═════ GIVEN DATA ═════
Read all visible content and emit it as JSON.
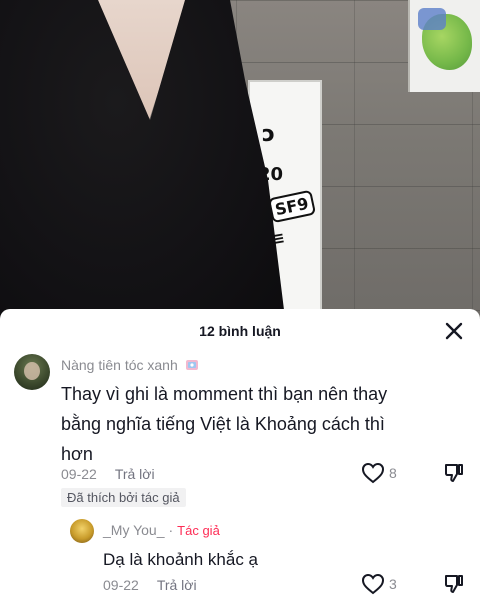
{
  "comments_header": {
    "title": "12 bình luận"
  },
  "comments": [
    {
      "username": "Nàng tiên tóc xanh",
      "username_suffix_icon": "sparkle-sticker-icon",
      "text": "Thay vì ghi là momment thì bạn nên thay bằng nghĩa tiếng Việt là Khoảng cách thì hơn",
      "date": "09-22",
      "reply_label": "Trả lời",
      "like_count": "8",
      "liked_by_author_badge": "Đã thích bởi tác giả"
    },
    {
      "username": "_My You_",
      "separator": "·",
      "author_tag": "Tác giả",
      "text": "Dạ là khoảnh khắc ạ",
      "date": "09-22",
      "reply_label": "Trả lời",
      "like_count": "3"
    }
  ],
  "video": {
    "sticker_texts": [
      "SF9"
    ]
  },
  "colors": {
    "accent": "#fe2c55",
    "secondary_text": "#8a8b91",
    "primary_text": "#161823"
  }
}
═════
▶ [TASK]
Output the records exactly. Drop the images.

▶ [FINISHED TASK]
Read all visible content and emit it as JSON.
{
  "comments_header": {
    "title": "12 bình luận"
  },
  "comments": [
    {
      "username": "Nàng tiên tóc xanh",
      "username_suffix_icon": "sparkle-sticker-icon",
      "text": "Thay vì ghi là momment thì bạn nên thay bằng nghĩa tiếng Việt là Khoảng cách thì hơn",
      "date": "09-22",
      "reply_label": "Trả lời",
      "like_count": "8",
      "liked_by_author_badge": "Đã thích bởi tác giả"
    },
    {
      "username": "_My You_",
      "separator": "·",
      "author_tag": "Tác giả",
      "text": "Dạ là khoảnh khắc ạ",
      "date": "09-22",
      "reply_label": "Trả lời",
      "like_count": "3"
    }
  ],
  "video": {
    "sticker_texts": [
      "SF9"
    ]
  },
  "colors": {
    "accent": "#fe2c55",
    "secondary_text": "#8a8b91",
    "primary_text": "#161823"
  }
}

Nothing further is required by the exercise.